* **Task details**
Pull every line containing "this" from the entries.

* **Study material**
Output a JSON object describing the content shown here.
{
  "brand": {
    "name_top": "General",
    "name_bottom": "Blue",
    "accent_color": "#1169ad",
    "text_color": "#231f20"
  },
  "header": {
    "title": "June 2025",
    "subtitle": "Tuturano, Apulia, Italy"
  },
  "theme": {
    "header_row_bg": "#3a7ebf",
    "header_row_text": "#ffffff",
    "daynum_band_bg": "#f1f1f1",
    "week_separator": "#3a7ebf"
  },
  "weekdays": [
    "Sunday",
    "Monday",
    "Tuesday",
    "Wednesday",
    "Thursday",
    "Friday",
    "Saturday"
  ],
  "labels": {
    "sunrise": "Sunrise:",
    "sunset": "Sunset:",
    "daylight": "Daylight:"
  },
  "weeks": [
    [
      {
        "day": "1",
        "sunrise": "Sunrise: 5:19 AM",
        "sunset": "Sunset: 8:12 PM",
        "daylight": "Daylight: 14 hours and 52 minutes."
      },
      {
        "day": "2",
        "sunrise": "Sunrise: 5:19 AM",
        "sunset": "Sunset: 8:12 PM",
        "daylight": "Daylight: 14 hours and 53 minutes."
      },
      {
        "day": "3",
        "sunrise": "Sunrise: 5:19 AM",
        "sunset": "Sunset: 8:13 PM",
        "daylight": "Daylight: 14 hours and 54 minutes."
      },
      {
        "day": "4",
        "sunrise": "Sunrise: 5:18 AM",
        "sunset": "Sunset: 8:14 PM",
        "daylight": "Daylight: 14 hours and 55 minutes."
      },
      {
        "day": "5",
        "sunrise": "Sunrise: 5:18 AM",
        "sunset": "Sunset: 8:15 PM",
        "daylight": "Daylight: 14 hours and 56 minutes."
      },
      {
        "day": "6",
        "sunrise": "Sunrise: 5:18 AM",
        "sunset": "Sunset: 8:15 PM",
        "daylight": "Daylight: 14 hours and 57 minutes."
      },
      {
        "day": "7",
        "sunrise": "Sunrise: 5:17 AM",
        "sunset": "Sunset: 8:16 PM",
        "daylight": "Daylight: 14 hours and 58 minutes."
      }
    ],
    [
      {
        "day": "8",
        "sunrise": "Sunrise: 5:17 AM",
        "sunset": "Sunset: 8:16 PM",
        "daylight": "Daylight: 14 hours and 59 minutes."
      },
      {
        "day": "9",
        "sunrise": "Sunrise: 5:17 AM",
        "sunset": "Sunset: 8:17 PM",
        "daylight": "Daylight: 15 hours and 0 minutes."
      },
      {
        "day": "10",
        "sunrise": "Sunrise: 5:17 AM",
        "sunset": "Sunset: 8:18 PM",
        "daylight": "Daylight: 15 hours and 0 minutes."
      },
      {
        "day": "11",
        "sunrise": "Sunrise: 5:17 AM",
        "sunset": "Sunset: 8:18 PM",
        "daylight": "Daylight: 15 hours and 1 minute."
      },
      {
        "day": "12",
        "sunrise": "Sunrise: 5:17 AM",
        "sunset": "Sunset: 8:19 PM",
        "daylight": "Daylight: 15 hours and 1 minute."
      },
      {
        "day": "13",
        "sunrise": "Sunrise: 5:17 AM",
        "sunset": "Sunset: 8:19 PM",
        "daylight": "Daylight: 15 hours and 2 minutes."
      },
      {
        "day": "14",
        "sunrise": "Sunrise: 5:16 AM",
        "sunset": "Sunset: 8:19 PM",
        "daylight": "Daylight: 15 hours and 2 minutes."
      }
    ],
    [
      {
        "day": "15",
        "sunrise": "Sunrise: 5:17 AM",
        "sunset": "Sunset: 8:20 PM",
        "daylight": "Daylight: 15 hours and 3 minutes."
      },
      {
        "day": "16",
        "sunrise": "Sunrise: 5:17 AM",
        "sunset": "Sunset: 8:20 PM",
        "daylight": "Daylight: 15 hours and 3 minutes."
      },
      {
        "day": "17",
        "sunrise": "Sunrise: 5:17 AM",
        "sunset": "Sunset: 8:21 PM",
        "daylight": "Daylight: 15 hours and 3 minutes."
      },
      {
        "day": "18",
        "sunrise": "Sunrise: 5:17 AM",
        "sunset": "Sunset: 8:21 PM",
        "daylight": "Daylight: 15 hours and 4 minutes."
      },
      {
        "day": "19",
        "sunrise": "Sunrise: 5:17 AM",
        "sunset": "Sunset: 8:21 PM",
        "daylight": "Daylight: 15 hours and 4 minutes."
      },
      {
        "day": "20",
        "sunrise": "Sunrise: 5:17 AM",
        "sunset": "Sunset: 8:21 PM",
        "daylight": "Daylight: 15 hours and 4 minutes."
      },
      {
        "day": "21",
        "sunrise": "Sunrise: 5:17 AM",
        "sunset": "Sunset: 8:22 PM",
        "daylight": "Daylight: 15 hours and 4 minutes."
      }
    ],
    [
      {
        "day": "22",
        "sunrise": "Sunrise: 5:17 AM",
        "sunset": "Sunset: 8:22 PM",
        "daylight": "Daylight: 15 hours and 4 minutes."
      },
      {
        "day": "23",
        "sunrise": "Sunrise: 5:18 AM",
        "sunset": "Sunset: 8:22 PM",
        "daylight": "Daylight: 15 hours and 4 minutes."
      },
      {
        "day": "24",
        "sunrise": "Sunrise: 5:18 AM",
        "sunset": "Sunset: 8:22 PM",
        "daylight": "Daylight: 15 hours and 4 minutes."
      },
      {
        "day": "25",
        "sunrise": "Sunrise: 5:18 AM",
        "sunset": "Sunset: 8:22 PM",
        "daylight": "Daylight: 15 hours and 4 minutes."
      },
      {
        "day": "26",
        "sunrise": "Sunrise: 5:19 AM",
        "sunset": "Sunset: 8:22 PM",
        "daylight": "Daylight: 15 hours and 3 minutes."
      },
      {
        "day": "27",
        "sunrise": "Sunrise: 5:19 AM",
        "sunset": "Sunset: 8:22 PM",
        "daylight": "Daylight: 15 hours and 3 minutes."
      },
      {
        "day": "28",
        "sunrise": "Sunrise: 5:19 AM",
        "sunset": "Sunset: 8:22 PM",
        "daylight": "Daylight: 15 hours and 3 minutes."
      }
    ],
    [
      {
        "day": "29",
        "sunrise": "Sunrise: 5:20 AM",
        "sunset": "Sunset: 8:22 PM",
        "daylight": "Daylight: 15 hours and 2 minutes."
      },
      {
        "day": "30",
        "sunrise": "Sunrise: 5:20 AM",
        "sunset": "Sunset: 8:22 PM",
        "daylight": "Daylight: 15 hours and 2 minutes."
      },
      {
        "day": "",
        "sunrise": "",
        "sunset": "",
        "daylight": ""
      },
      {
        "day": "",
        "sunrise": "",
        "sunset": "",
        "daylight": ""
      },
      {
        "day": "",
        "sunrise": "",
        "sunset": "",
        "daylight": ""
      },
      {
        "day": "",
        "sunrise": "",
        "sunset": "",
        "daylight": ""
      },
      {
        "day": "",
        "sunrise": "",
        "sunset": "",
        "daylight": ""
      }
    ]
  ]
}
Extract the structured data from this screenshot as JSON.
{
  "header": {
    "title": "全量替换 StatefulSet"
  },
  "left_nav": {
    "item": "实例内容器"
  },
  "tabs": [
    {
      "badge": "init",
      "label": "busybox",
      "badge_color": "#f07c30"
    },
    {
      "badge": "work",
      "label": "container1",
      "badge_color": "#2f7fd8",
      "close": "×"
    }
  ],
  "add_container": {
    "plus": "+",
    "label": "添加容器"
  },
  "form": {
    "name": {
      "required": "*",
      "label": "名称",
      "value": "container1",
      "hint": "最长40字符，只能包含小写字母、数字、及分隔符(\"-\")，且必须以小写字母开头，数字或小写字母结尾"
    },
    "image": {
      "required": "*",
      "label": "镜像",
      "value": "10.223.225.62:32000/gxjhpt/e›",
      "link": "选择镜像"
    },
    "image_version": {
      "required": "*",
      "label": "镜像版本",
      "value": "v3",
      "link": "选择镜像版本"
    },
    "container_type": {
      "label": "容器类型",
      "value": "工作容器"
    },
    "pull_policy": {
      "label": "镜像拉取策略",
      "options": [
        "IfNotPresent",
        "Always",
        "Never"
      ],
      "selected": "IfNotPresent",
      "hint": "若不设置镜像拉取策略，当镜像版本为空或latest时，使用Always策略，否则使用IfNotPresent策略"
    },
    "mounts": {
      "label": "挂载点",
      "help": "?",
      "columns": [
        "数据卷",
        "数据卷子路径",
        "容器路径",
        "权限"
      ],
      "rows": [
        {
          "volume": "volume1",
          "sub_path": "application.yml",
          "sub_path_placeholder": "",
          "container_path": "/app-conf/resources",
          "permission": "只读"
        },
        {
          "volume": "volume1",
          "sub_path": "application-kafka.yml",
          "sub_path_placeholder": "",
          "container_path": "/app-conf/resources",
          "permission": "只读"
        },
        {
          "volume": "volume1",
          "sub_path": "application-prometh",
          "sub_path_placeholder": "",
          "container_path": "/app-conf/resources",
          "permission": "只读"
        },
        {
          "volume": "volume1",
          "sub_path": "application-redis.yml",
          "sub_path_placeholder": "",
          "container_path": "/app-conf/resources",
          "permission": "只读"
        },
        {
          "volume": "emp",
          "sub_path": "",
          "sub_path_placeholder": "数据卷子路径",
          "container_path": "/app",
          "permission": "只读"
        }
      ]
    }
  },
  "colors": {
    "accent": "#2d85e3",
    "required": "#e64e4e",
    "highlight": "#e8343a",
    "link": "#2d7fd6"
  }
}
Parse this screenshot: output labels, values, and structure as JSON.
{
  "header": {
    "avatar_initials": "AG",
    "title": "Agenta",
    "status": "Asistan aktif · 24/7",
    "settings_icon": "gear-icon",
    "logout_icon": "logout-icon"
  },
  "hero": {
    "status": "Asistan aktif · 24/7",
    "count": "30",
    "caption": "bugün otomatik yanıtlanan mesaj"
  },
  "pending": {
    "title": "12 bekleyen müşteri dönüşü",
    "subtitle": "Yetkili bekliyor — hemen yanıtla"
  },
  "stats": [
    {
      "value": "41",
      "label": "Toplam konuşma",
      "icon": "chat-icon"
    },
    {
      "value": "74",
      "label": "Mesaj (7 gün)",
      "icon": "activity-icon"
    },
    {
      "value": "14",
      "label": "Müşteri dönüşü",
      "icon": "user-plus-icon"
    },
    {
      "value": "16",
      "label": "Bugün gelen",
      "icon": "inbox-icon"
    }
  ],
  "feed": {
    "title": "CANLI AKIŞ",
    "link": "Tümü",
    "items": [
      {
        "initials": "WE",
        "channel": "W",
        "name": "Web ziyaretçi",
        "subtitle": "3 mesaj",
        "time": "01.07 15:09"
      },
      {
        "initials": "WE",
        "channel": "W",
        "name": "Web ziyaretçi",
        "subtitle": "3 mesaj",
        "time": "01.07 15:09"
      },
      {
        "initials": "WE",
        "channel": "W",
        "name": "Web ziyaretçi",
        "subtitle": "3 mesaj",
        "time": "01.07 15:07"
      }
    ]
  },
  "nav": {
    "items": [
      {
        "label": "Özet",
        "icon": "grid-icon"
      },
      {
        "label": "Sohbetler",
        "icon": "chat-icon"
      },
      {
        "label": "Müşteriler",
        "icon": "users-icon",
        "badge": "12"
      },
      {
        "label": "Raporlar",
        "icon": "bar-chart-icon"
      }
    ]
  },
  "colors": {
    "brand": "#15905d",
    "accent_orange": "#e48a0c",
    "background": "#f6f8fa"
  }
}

* **Solved exercise**
Extract the structured data from this screenshot as JSON.
Parse this screenshot: output labels, values, and structure as JSON.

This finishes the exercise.